Well, well, well, the class is in session again at Academy Zootly for Part 2 of learning about the ABCs of the Cannabis World.
We’re surprised that there are so many abbreviations to go through, but here we are!
Let’s not beat around the bush. If you missed the first lesson you can go read it, here.
If you’ve ready let’s learn something!
Ok, last time we stopped at Tetrahydrocannabivarin (THCV), and if the ABCs of the cannabis world has taught us, there’s bound to be a straight “canna” counterpart.
CBDV is a minor constituent of the cannabinoid profile. After all there are 113 of them.
In early tests, enhanced levels of CBDV have been reported in plants in the northwestern Himalayas, and in hashish from Nepal.
While a non-psychoactive cannabinoid, it is currently in medical trials for treating adults with epilepsy.
CBCs are more common in tropical cannabis plant varieties. It is also a non-psychoactive cannabinoid.
While it might be tempting to ignore it… this compound does interfere with TrpV1 and TrpA1 receptors…
Yes, transient receptor potential cation channel subfamily V member 1 (TrpV1), and transient receptor potential cation channel subfamily A member 1 (TrpA1) are human proteins that are triggered by cannabinoids.
What do these proteins do? They break down endocannabinoids, your own naturally occurring internal cannabinoids – we’ll break these down now-now!
There is some early research that is investigating the signs that CBC could have an antitumor effect in breast cancer xenoplants in mice.*
*Doesn’t cure! Please don’t miss quote this – I know this is how fake news is born! So, don’t be your mom on Facebook resharing that it snowed on the pyramids, and read the linked research and make up your own mind!
Alrighty then!

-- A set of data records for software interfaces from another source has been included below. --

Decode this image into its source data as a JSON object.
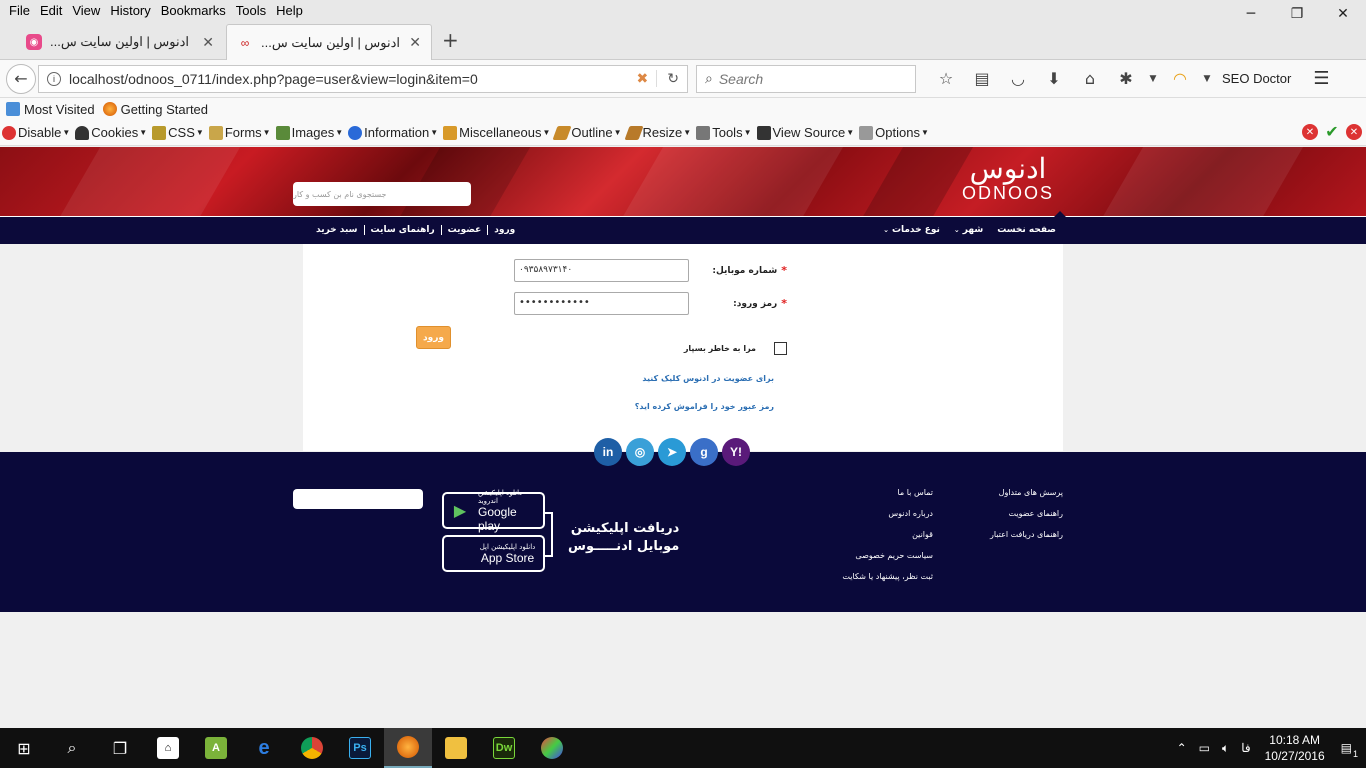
{
  "menubar": [
    "File",
    "Edit",
    "View",
    "History",
    "Bookmarks",
    "Tools",
    "Help"
  ],
  "tabs": [
    {
      "title": "ادنوس | اولین سایت س..."
    },
    {
      "title": "ادنوس | اولین سایت س..."
    }
  ],
  "nav": {
    "url": "localhost/odnoos_0711/index.php?page=user&view=login&item=0",
    "search_placeholder": "Search",
    "seo_doctor": "SEO Doctor"
  },
  "bookmarks": [
    "Most Visited",
    "Getting Started"
  ],
  "devbar": [
    "Disable",
    "Cookies",
    "CSS",
    "Forms",
    "Images",
    "Information",
    "Miscellaneous",
    "Outline",
    "Resize",
    "Tools",
    "View Source",
    "Options"
  ],
  "site": {
    "logo_fa": "ادنوس",
    "logo_en": "ODNOOS",
    "search_placeholder": "جستجوی نام بن کسب و کار",
    "nav_right": [
      "صفحه نخست",
      "شهر",
      "نوع خدمات"
    ],
    "nav_left": [
      "ورود",
      "عضویت",
      "راهنمای سایت",
      "سبد خرید"
    ]
  },
  "form": {
    "mobile_label": "شماره موبایل:",
    "mobile_value": "۰۹۳۵۸۹۷۳۱۴۰",
    "password_label": "رمز ورود:",
    "password_value": "••••••••••••",
    "login_button": "ورود",
    "remember_label": "مرا به خاطر بسپار",
    "signup_link": "برای عضویت در ادنوس کلیک کنید",
    "forgot_link": "رمز عبور خود را فراموش کرده اید؟"
  },
  "socials": [
    "Y!",
    "g",
    "telegram",
    "instagram",
    "in"
  ],
  "footer": {
    "col1": [
      "پرسش های متداول",
      "راهنمای عضویت",
      "راهنمای دریافت اعتبار"
    ],
    "col2": [
      "تماس با ما",
      "درباره ادنوس",
      "قوانین",
      "سیاست حریم خصوصی",
      "ثبت نظر، پیشنهاد یا شکایت"
    ],
    "app_title_1": "دریافت اپلیکیشن",
    "app_title_2": "موبایل ادنـــــوس",
    "google_small": "دانلود اپلیکیشن اندروید",
    "google_big": "Google play",
    "apple_small": "دانلود اپلیکیشن اپل",
    "apple_big": "App Store"
  },
  "taskbar": {
    "lang": "فا",
    "time": "10:18 AM",
    "date": "10/27/2016",
    "notif_count": "1"
  },
  "colors": {
    "banner_red": "#c81b22",
    "nav_navy": "#0c0a3a",
    "login_orange": "#f5a94b",
    "link_blue": "#2c6fb3"
  }
}
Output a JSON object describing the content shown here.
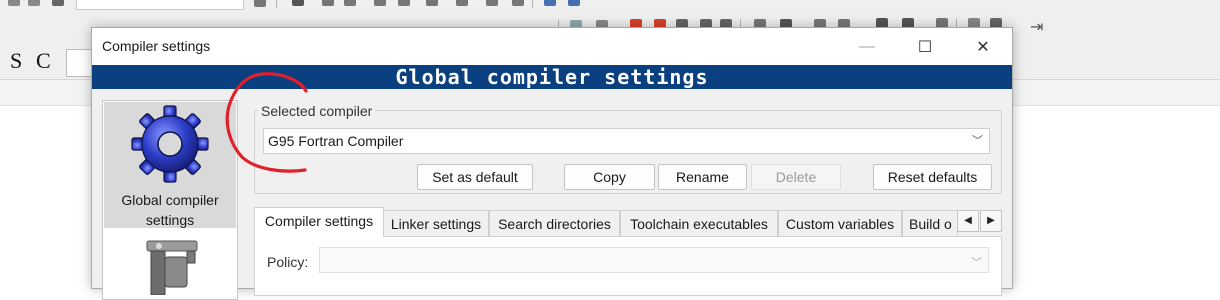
{
  "ide": {
    "toolbar_letters": [
      "S",
      "C"
    ]
  },
  "dialog": {
    "title": "Compiler settings",
    "banner": "Global compiler settings",
    "window_buttons": {
      "minimize": "—",
      "maximize": "☐",
      "close": "✕"
    },
    "sidebar": {
      "items": [
        {
          "label": "Global compiler settings",
          "icon": "gear-icon",
          "selected": true
        },
        {
          "label": "",
          "icon": "caliper-tool-icon",
          "selected": false
        }
      ]
    },
    "selected_compiler": {
      "group_label": "Selected compiler",
      "value": "G95 Fortran Compiler",
      "buttons": {
        "set_default": "Set as default",
        "copy": "Copy",
        "rename": "Rename",
        "delete": "Delete",
        "reset": "Reset defaults"
      }
    },
    "tabs": [
      {
        "label": "Compiler settings",
        "active": true
      },
      {
        "label": "Linker settings",
        "active": false
      },
      {
        "label": "Search directories",
        "active": false
      },
      {
        "label": "Toolchain executables",
        "active": false
      },
      {
        "label": "Custom variables",
        "active": false
      },
      {
        "label": "Build o",
        "active": false
      }
    ],
    "tab_scroll": {
      "left": "◀",
      "right": "▶"
    },
    "policy": {
      "label": "Policy:",
      "value": ""
    }
  },
  "colors": {
    "banner_bg": "#0a3f80",
    "banner_text": "#ffffff",
    "gear_blue": "#2d3cc8",
    "annotation_red": "#e0202a"
  }
}
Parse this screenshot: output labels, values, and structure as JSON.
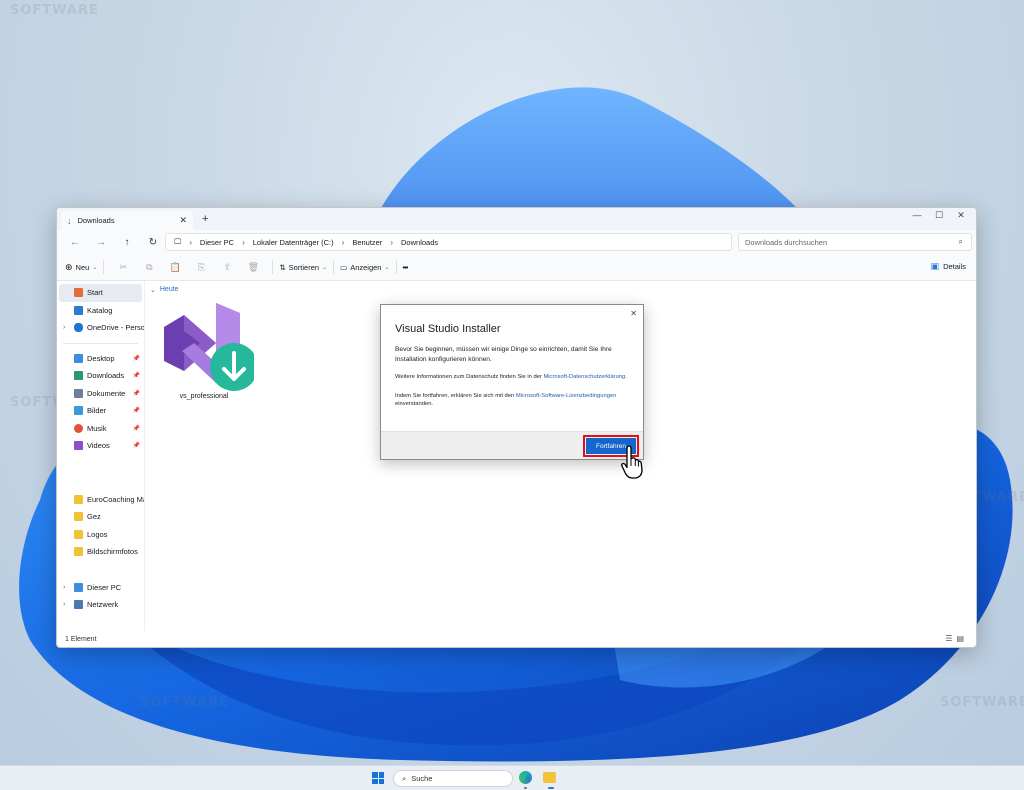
{
  "explorer": {
    "tab_title": "Downloads",
    "breadcrumb": [
      "Dieser PC",
      "Lokaler Datenträger (C:)",
      "Benutzer",
      "Downloads"
    ],
    "search_placeholder": "Downloads durchsuchen",
    "toolbar": {
      "new_label": "Neu",
      "sort_label": "Sortieren",
      "view_label": "Anzeigen",
      "more_label": "•••",
      "details_label": "Details"
    },
    "sidebar": {
      "top": [
        {
          "label": "Start",
          "color": "#e56b3a",
          "active": true
        },
        {
          "label": "Katalog",
          "color": "#2a7bd4"
        },
        {
          "label": "OneDrive - Persona",
          "color": "#1e74d0",
          "expandable": true
        }
      ],
      "pinned": [
        {
          "label": "Desktop",
          "color": "#3b8ee0"
        },
        {
          "label": "Downloads",
          "color": "#2a9a6e"
        },
        {
          "label": "Dokumente",
          "color": "#6d7f99"
        },
        {
          "label": "Bilder",
          "color": "#3a9ad9"
        },
        {
          "label": "Musik",
          "color": "#e0533a"
        },
        {
          "label": "Videos",
          "color": "#8a4fc9"
        }
      ],
      "folders": [
        {
          "label": "EuroCoaching Maste",
          "color": "#f1c232"
        },
        {
          "label": "Gez",
          "color": "#f1c232"
        },
        {
          "label": "Logos",
          "color": "#f1c232"
        },
        {
          "label": "Bildschirmfotos",
          "color": "#f1c232"
        }
      ],
      "bottom": [
        {
          "label": "Dieser PC",
          "color": "#3b8ee0"
        },
        {
          "label": "Netzwerk",
          "color": "#4a7ab5"
        }
      ]
    },
    "group_label": "Heute",
    "file_name": "vs_professional",
    "status_text": "1 Element"
  },
  "dialog": {
    "title": "Visual Studio Installer",
    "intro": "Bevor Sie beginnen, müssen wir einige Dinge so einrichten, damit Sie Ihre Installation konfigurieren können.",
    "privacy_text": "Weitere Informationen zum Datenschutz finden Sie in der ",
    "privacy_link": "Microsoft-Datenschutzerklärung",
    "license_text": "Indem Sie fortfahren, erklären Sie sich mit den ",
    "license_link": "Microsoft-Software-Lizenzbedingungen",
    "license_suffix": " einverstanden.",
    "continue_label": "Fortfahren"
  },
  "taskbar": {
    "search_label": "Suche"
  },
  "watermark_text": "SOFTWARE",
  "colors": {
    "accent": "#1466cc",
    "highlight_outline": "#e0101a",
    "vs_purple": "#8b5cc8",
    "download_badge": "#26b89a"
  }
}
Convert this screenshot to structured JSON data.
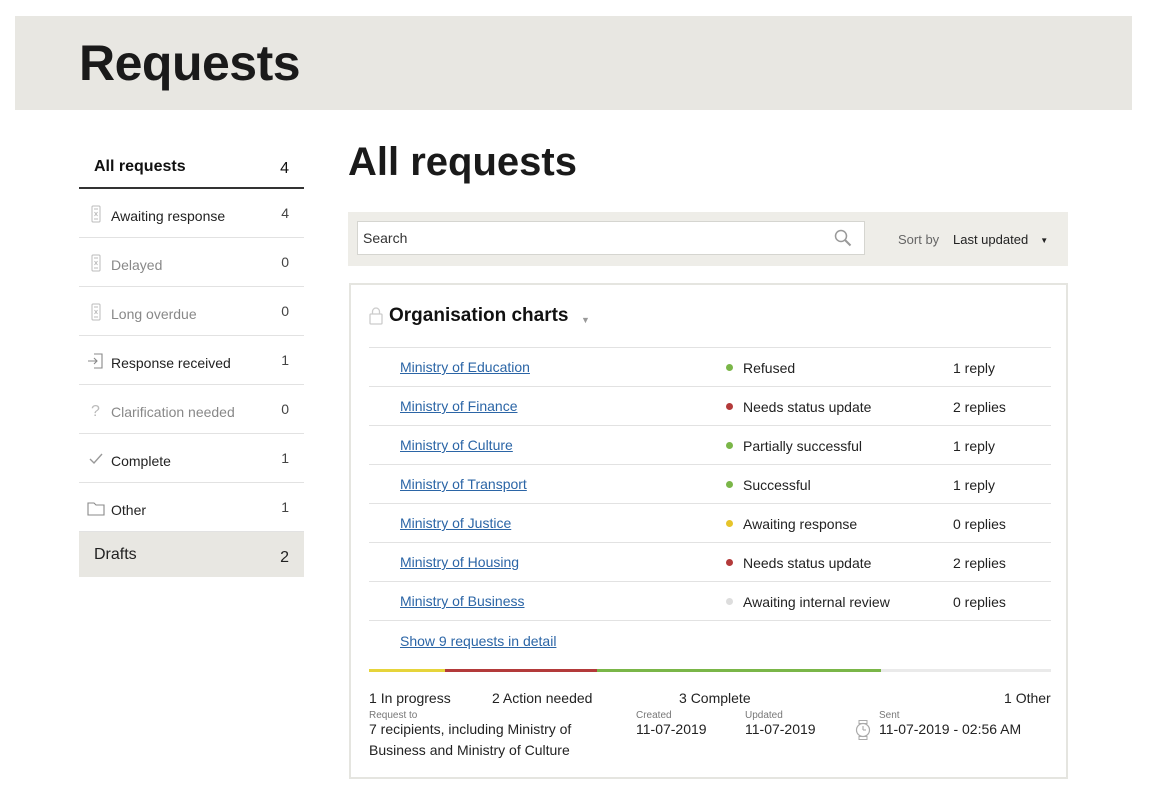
{
  "page": {
    "title": "Requests"
  },
  "sidebar": {
    "header": {
      "label": "All requests",
      "count": "4"
    },
    "items": [
      {
        "label": "Awaiting response",
        "count": "4",
        "icon": "hourglass-icon",
        "muted": false
      },
      {
        "label": "Delayed",
        "count": "0",
        "icon": "hourglass-icon",
        "muted": true
      },
      {
        "label": "Long overdue",
        "count": "0",
        "icon": "hourglass-icon",
        "muted": true
      },
      {
        "label": "Response received",
        "count": "1",
        "icon": "inbox-arrow-icon",
        "muted": false
      },
      {
        "label": "Clarification needed",
        "count": "0",
        "icon": "question-icon",
        "muted": true
      },
      {
        "label": "Complete",
        "count": "1",
        "icon": "checkmark-icon",
        "muted": false
      },
      {
        "label": "Other",
        "count": "1",
        "icon": "folder-icon",
        "muted": false
      }
    ],
    "drafts": {
      "label": "Drafts",
      "count": "2"
    }
  },
  "main": {
    "title": "All requests",
    "search": {
      "placeholder": "Search",
      "value": ""
    },
    "sort": {
      "label": "Sort by",
      "value": "Last updated"
    }
  },
  "card": {
    "title": "Organisation charts",
    "rows": [
      {
        "name": "Ministry of Education",
        "status": "Refused",
        "status_color": "#7ab648",
        "replies": "1 reply"
      },
      {
        "name": "Ministry of Finance",
        "status": "Needs status update",
        "status_color": "#b33a3a",
        "replies": "2 replies"
      },
      {
        "name": "Ministry of Culture",
        "status": "Partially successful",
        "status_color": "#7ab648",
        "replies": "1 reply"
      },
      {
        "name": "Ministry of Transport",
        "status": "Successful",
        "status_color": "#7ab648",
        "replies": "1 reply"
      },
      {
        "name": "Ministry of Justice",
        "status": "Awaiting response",
        "status_color": "#e6c42a",
        "replies": "0 replies"
      },
      {
        "name": "Ministry of Housing",
        "status": "Needs status update",
        "status_color": "#b33a3a",
        "replies": "2 replies"
      },
      {
        "name": "Ministry of Business",
        "status": "Awaiting internal review",
        "status_color": "#dddddd",
        "replies": "0 replies"
      }
    ],
    "show_link": "Show 9 requests in detail",
    "colors": {
      "in_progress": "#e6d43a",
      "action_needed": "#b33a3a",
      "complete": "#7ab648",
      "other": "#eaeaea"
    },
    "summary": {
      "in_progress": {
        "num": "1",
        "label": "In progress",
        "fraction": 0.1111
      },
      "action_needed": {
        "num": "2",
        "label": "Action needed",
        "fraction": 0.2222
      },
      "complete": {
        "num": "3",
        "label": "Complete",
        "fraction": 0.4167
      },
      "other": {
        "num": "1",
        "label": "Other",
        "fraction": 0.1111
      }
    },
    "meta": {
      "request_to_label": "Request to",
      "request_to_value": "7 recipients, including Ministry of Business and Ministry of Culture",
      "created_label": "Created",
      "created_value": "11-07-2019",
      "updated_label": "Updated",
      "updated_value": "11-07-2019",
      "sent_label": "Sent",
      "sent_value": "11-07-2019 - 02:56 AM"
    }
  }
}
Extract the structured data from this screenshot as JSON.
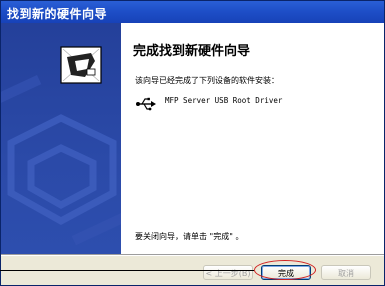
{
  "window": {
    "title": "找到新的硬件向导"
  },
  "content": {
    "heading": "完成找到新硬件向导",
    "description": "该向导已经完成了下列设备的软件安装：",
    "device_icon": "usb-icon",
    "device_name": "MFP Server USB Root Driver",
    "finish_instruction": "要关闭向导，请单击 \"完成\" 。"
  },
  "buttons": {
    "back_label": "< 上一步(B)",
    "finish_label": "完成",
    "cancel_label": "取消"
  },
  "colors": {
    "titlebar": "#1e4fc8",
    "left_panel": "#2b4aa8",
    "highlight_circle": "#d02020"
  }
}
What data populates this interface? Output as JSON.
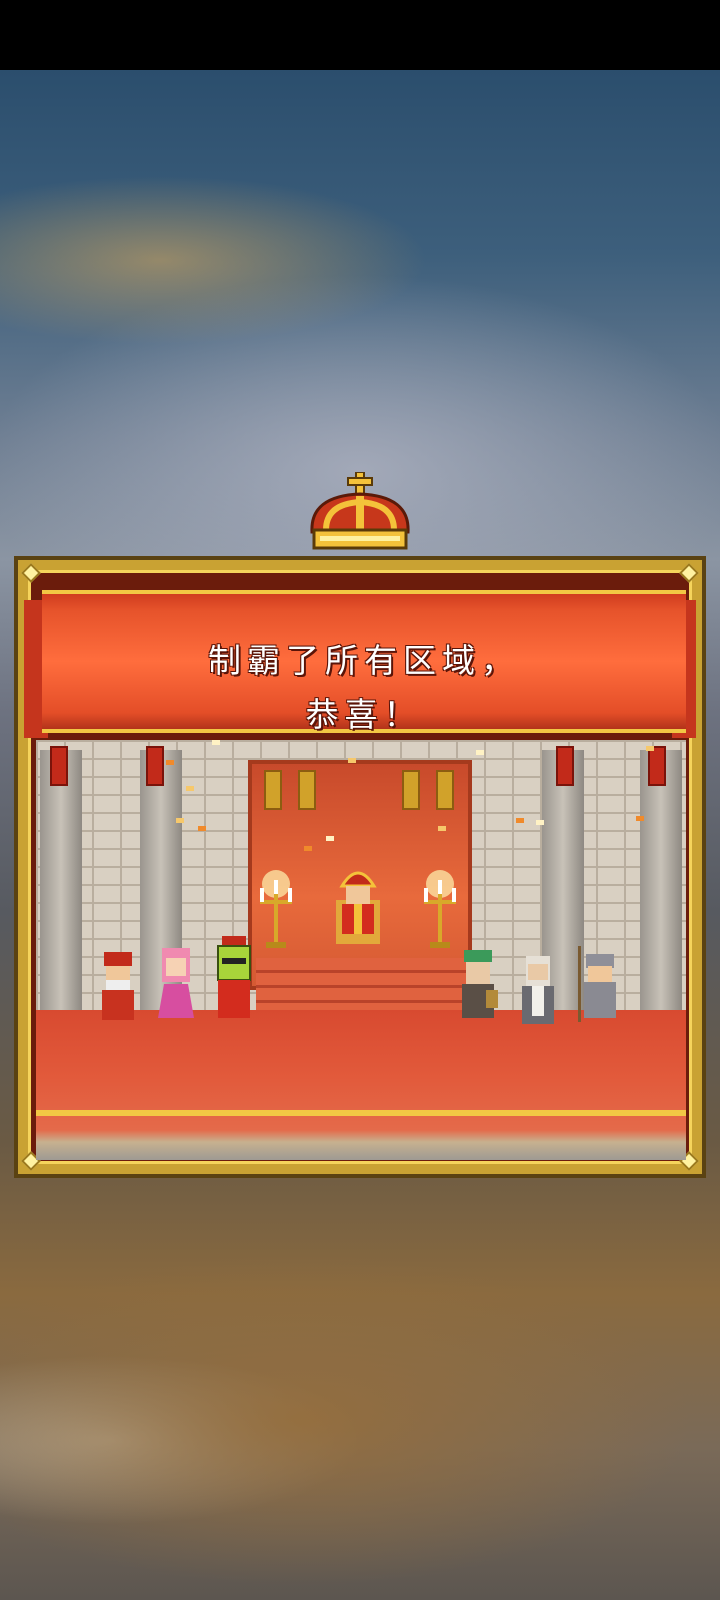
{
  "screen": {
    "message_line_1": "制霸了所有区域，",
    "message_line_2": "恭喜！"
  },
  "colors": {
    "banner": "#ff6d3d",
    "frame_gold": "#c9a233",
    "crown_red": "#c7371b",
    "carpet": "#e25a3b"
  },
  "icons": {
    "crown": "crown-icon"
  }
}
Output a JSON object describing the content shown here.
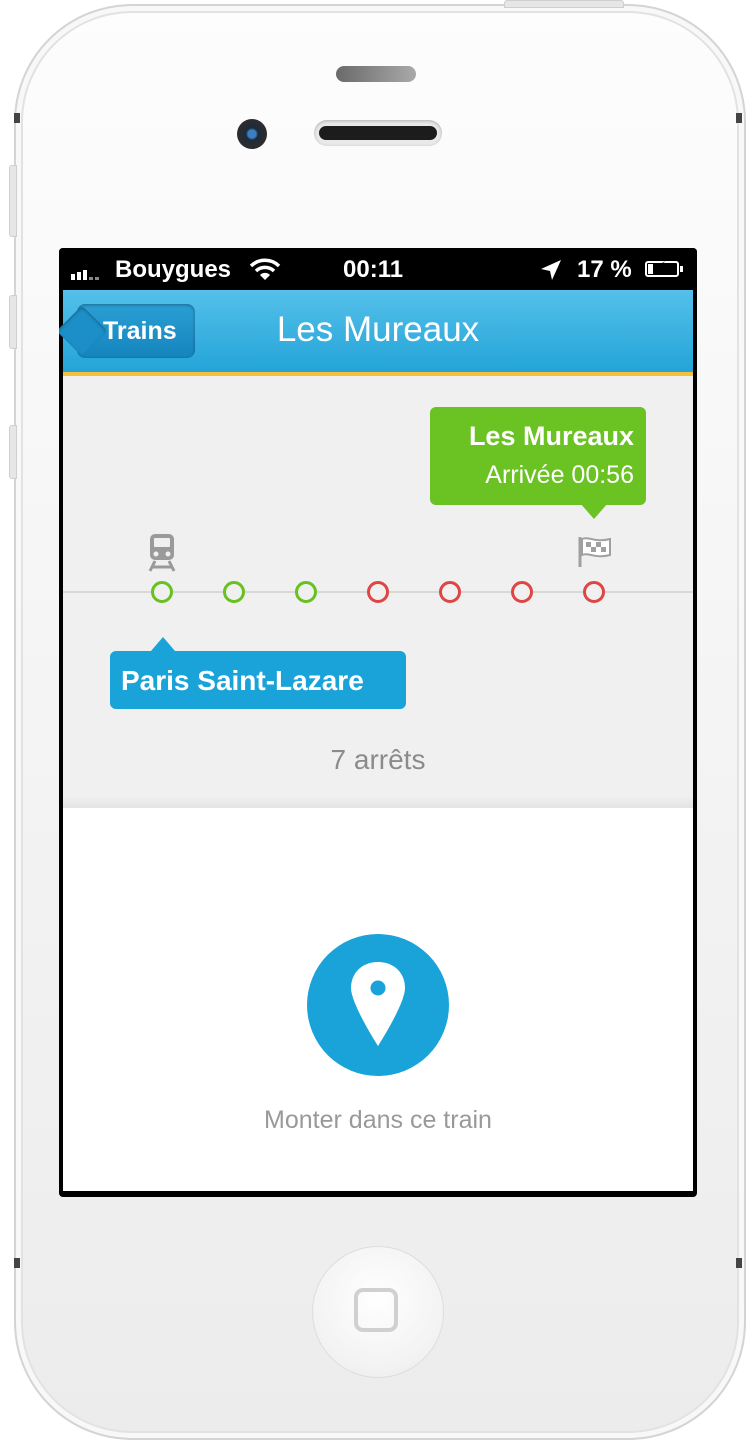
{
  "status_bar": {
    "carrier": "Bouygues",
    "time": "00:11",
    "battery": "17 %",
    "battery_level": 0.17,
    "icons": [
      "signal-icon",
      "wifi-icon",
      "location-arrow-icon",
      "battery-charging-icon"
    ]
  },
  "nav": {
    "back_label": "Trains",
    "title": "Les Mureaux"
  },
  "journey": {
    "destination": {
      "name": "Les Mureaux",
      "arrival": "Arrivée 00:56",
      "color": "#6bc223"
    },
    "origin": {
      "name": "Paris Saint-Lazare",
      "color": "#1aa3d9"
    },
    "stops": [
      {
        "status": "passed"
      },
      {
        "status": "passed"
      },
      {
        "status": "passed"
      },
      {
        "status": "upcoming"
      },
      {
        "status": "upcoming"
      },
      {
        "status": "upcoming"
      },
      {
        "status": "upcoming"
      }
    ],
    "stops_count": "7 arrêts",
    "colors": {
      "passed": "#68c11e",
      "upcoming": "#e04545"
    }
  },
  "action": {
    "label": "Monter dans ce train",
    "icon": "map-pin-icon",
    "color": "#1aa3d9"
  },
  "colors": {
    "nav_bar": "#23a4d8",
    "accent": "#f2c33a"
  }
}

So, have you ever wondered:
Why does my body react to the THCs the CBDs?Andrew Macfarlane after too much CBD walking through Gardens Shopping Centre…
In short, your body actually creates its own to work in the Endocannabinoid System (ECS).
As we discussed in the previous blog, there are receptors in the system that operate bodily functions.
There are many types of Endos (**not scientific – I made up my own abbreviation!) and were only discovered in 1988.
We’re not going to go into this too deeply as it really starts to venture into medical professional territory.
But it’s worth knowing that when you smoke cannabis using a dry herb vape or enjoy some amazing CBD drops, you’re introducing foreign natural cannabinoids to this system. A network that already has its own Endos.
BACK TO WEED!
The List Of Unpronounceables And Unclassifieds!
As we’ve stated many times on Zootly’s Hoot – research is only just getting started.
There is a long list of ABCs of the Cannabis World we just know nothing about.
Not to mention that there are many sub-chemicals under a single group. For example under the THC banner, there is THC-C1, THCA-C1, and THCVA.
Here is a list of lone ranger cannabinoids that simply haven’t been classified:
- 10-Oxo-delta-6a-tetrahydrocannabinol (OTHC);
- Cannabichromanon (CBCF);
- Cannabifuran (CBF);
- Cannabiripsol (CBR);
- Cannbicitran (CBT);
- Dehydrocannabifuran (DCBF);
- Delta-9-cis-tetrahydrocannabinol (cis-THC);
- Tryhydroxy-delta-9-tetrahydrocannabinol (triOH-THC);
- And 3,4,5,6-Tetrahydro-7-hydroxy-alpha-alpha-2-trimethyl-9-n-propyl-2,6-methano-2H-1-benzoxocin-5-methanol (OH-iso-HHCV)
We hope this has been educational in some way, but please do your own research. Maybe, we got something wrong.
And we’d be happy to apologise as the Cannabis World and its ABCs is still in its infancy when it comes to scientific research. So, carry on reading!
Also, if you ever needed proof that marijuana is complex, this is the text to show your mom.
Words By: Andrew Macfarlane, writer, gardener, and always willing to be wrong for the progress of science.
z00tly says: “Next time Andrew just write us a uncomplicated recipe…”